It’s a situation State coach Dave Doeren finds difficult to understand.
“It’s a natural rivalry,” he said. “You have a team that’s within 30 minutes. We go into every grocery store and you see NC State, you see Duke, you see UNC. There’s stuff everywhere and yet we don’t play them. To me, it’s just a natural rivalry game. It makes sense geographically to play a team that’s that close to you in your own league. So it’s kind of a common-sense deal, in my opinion.”
Common sense, however, is something that hasn’t always been used since college sports conferences began expanding their geographic footprints beyond their traditional boundaries.

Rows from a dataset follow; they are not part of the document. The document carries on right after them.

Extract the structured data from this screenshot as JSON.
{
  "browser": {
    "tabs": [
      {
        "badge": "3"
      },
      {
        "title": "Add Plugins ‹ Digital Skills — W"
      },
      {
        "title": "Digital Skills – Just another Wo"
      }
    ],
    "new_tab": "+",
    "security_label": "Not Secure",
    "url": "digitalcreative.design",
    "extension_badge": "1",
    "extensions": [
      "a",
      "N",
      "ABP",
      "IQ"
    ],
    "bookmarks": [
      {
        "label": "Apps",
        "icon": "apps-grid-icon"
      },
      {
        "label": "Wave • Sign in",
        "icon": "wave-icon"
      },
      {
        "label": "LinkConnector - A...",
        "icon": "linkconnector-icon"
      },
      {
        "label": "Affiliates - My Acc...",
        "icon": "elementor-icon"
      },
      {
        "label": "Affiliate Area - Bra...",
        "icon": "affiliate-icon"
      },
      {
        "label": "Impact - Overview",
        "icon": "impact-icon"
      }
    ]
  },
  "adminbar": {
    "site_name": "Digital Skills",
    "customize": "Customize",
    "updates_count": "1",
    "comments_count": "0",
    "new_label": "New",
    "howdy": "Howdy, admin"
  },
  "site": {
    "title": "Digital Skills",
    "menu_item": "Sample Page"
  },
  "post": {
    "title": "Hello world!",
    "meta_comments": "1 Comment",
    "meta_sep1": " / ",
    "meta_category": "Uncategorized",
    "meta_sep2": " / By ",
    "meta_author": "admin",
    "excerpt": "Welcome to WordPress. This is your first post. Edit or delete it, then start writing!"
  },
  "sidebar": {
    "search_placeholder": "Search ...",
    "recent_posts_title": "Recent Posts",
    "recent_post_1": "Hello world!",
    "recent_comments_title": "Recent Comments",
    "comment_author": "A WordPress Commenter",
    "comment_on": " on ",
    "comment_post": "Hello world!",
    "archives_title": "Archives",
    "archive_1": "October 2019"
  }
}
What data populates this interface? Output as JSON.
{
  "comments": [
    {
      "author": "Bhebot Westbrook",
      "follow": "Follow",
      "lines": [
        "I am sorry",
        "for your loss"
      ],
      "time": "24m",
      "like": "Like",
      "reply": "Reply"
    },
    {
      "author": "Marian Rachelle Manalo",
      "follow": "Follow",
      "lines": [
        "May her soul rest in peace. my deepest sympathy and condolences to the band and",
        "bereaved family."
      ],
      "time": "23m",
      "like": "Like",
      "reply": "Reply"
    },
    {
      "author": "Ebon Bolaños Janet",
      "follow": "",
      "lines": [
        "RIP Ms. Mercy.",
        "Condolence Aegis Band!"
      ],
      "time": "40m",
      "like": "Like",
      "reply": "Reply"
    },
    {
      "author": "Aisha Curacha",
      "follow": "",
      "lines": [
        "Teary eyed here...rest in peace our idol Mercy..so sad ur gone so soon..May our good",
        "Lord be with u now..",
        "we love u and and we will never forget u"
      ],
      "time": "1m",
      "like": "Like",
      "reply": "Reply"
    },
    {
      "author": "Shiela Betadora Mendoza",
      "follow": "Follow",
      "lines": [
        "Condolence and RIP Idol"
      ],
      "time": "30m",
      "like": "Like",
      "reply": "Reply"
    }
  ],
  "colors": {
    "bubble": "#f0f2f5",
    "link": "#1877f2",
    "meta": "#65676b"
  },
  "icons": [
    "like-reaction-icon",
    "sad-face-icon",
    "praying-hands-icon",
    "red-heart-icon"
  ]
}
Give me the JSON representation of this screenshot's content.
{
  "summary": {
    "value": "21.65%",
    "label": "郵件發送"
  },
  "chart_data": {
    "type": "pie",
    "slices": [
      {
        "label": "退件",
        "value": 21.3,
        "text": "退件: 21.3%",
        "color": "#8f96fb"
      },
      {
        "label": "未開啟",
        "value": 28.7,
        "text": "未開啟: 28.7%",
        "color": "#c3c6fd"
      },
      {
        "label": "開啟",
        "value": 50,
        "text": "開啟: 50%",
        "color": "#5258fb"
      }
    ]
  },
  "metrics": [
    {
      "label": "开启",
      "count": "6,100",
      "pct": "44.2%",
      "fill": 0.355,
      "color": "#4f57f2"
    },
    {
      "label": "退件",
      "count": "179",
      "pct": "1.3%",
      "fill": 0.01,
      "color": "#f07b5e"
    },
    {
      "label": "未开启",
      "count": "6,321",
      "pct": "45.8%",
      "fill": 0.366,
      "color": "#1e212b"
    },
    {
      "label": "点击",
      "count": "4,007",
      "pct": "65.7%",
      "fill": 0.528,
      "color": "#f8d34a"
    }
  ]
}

So it is with the ACC, which chose to build that proverbial privacy fence between State and Duke when it went to its current divisional format.
Since the Wolfpack reside in the Atlantic Division and the Blue Devils in the Coastal, and because both have UNC as their one permanent cross-divisional opponent, the ACC’s scheduling formula has them meeting only once every seven years.
That means multiple classes of players at both schools have gone their entire careers without taking part in a series that was played for 59 consecutive years from 1945-2003.
“I don’t think that’s fair, and not just because they’re down the street,” Doeren said. “When you come to play in the ACC, you should play every team. It would be great if you could play home-and-home against every ACC team, particularly when you’re talking about a team in the Triangle.”
Duke coach David Cutcliffe feels the same way about the scheduling disparity.
But as much as he would like for his team to play members of the Atlantic Division more often, especially State, he knows that the scheduling logistics of a 14-team conference make that a difficult — if not impossible — proposition.
“We have Wake every year. We have North Carolina, which is in our division. I don’t think they’re going to let us both have a travel opportunity (that) the rest of the league would probably throw their hands up on,” Cutcliffe said. “I think fans would love to see that old-fashioned rivalry where we’ve been around in the ACC forever. But football has changed.”
State and Duke were already set to play this season before the ACC’s schedule was amended because of the coronavirus pandemic.
Ironically, it’s the changes brought about by COVID-19 that could lead to the Wolfpack and Blue Devils playing more often.
“In the midst of what we’re in, we have no idea what next year is going to look like,” Cutcliffe said. “We may be playing nine or 10 conference games every year. That may be what TV wants to see. So in that environment, it would likely have a better chance of happening.”
Although it’s been seven years since the teams have played one another, they’re hardly strangers. Like those anti-social neighbors, both are well aware of how things are going on the other side of the fence.
“The one thing when you don’t play a team is that you still watch everybody,” Doeren said. “I think that’s the one thing that we don’t talk about. In preparation (for other teams), I’ve watched Duke on defense for the past seven years. I’ve watched Duke on offense for the past seven years.”
The same holds true for Cutcliffe.
“I’m very familiar with their players,” he said. “Dave Doeren is a good friend. I think he’s a great football coach, so I try to watch all of the things they’re doing.
“As I’m watching common opponents, you’re always looking at them. I’m following players we may have recruited when they were in high school that you got close to, and I pull for them when we’re not playing each other. So you’re going to keep up with what’s happening with your neighbors, and that’s essentially what they are.”